Since the start of last season, their first with former Atlanta coach Mike Smith as defensive coordinator, the Bucs have 33 takeaways. That’s third in the NFL in that span behind Baltimore (38) and Kansas City (35).

“They are some savages, man,” wide receiver Mike Evans said. “I love our defense.”

Cornerback Robert McClain returned one of two interceptions of former Buccaneers quarterback Mike Glennon for a touchdown in the opening 29-7 win against Chicago , the league-leading fifth pickoff that the Bucs have scored on since Smith’s arrival. Denver and Kansas City have four apiece.

“It’s a mindset, first and foremost,” Smith said. “We talk about having a toolbox in terms of what we want to do with our coverages and how we are attacking the ball and how we are leveraging the football. We talk about, ‘Hey, that ball is ours. They’ve got it. We’ve got to take it away.”

DEFENSE NOT DOMINANT

The Vikings tied for seventh in the NFL last season with 27 forced turnovers, just two fewer than the Buccaneers, but they’ve gone two games without one this season.

They’re also in the bottom third of the league so far in points and yards allowed. The biggest disappointment, however, has been penalties.

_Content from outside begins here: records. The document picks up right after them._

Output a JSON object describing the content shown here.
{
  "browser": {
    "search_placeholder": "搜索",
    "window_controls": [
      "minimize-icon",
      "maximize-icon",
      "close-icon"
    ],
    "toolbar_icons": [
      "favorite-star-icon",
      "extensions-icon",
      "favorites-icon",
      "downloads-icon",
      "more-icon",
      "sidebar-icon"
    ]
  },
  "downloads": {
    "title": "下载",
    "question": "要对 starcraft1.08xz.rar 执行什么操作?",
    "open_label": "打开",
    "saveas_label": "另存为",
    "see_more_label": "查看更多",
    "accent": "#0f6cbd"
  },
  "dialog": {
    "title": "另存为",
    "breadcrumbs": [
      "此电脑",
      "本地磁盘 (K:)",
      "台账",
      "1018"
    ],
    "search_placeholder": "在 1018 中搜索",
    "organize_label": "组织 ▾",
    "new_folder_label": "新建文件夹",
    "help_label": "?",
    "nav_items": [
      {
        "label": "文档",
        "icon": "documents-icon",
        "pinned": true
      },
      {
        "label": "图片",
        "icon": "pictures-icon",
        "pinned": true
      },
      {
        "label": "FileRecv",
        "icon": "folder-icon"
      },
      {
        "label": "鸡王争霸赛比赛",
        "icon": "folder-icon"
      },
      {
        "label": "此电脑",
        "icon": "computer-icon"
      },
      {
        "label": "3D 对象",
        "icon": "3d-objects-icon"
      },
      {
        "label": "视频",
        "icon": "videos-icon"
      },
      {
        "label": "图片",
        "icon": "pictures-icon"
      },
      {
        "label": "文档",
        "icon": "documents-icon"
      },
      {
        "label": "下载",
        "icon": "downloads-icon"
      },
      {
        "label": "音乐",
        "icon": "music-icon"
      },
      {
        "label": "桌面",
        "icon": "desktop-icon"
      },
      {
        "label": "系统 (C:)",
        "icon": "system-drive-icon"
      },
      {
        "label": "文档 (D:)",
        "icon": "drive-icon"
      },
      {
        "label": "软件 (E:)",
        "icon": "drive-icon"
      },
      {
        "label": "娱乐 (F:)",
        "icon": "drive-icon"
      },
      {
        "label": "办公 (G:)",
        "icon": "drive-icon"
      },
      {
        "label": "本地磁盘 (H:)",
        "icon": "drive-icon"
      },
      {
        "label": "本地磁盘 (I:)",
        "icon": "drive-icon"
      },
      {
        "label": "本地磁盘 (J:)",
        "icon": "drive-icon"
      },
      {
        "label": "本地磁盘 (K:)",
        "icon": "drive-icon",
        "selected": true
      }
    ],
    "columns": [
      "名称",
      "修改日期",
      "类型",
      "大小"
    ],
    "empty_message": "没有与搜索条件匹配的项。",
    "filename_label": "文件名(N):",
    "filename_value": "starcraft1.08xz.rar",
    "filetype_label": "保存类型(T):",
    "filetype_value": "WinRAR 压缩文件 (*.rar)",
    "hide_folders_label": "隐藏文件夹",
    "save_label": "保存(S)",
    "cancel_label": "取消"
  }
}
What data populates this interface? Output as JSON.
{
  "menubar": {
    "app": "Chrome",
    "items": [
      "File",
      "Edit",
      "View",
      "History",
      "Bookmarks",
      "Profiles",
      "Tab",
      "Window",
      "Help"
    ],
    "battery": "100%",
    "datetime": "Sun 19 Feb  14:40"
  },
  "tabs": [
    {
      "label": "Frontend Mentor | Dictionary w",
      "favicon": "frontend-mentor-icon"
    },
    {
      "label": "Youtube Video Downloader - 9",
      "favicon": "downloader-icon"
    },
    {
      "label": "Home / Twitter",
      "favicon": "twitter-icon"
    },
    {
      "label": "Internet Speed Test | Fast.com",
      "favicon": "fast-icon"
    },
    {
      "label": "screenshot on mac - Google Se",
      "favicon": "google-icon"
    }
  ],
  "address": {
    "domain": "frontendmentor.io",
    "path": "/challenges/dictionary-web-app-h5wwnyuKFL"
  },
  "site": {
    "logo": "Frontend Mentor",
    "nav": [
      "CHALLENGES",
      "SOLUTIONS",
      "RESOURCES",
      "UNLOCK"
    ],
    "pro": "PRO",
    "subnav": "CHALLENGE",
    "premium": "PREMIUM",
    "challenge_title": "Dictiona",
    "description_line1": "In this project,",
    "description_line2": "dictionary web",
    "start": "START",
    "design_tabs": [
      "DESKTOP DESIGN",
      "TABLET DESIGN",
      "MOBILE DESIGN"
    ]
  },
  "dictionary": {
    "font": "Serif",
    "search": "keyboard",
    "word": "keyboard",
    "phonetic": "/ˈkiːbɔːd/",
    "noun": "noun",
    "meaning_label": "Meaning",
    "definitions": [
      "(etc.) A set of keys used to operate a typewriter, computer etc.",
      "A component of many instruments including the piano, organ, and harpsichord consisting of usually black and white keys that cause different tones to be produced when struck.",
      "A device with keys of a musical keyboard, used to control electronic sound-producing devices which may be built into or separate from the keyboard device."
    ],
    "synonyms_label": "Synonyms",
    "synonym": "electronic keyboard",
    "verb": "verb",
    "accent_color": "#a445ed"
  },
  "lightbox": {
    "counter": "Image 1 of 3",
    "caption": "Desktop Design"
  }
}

The defense has accounted for 10 of 21 infractions committed by the Vikings, with pass interference calls on Rhodes (22 yards) and Trae Waynes (49 yards) each extending a touchdown drive by the Steelers last week in a 26-9 defeat .

“Those things, they’re correctable,” coach Mike Zimmer said. “We’ve got to be more disciplined with our hands. We’ve got to be in a better position.”

FILLING IN

The Bucs again will play without running back Doug Martin, who must sit two more games to fulfill a suspension for violating NFL policy on performance-enhancing drugs. Martin had his first of 11 career 100-yard games on Oct. 25, 2012, at Minnesota. In his absence, Jacquizz Rodgers carried the ball 19 times for 67 yards and one touchdown against the Bears.

TRIPLE DIGITS

Over the past six weeks of NFL regular-season games, dating to Dec. 11, 2016, Minnesota’s Adam Thielen and Tampa Bay’s DeSean Jackson are tied for most 100-yard receiving games with three each. Jackson was with Washington last season. He’s the new speedy complement to the strength and size of leading receiver Mike Evans.

“I have to just be ready for it,” Rhodes said. “If I’m on DeSean, I have to do a lot of hamstring workouts. If I’m on Mike Evans, I have to get in the weight room.”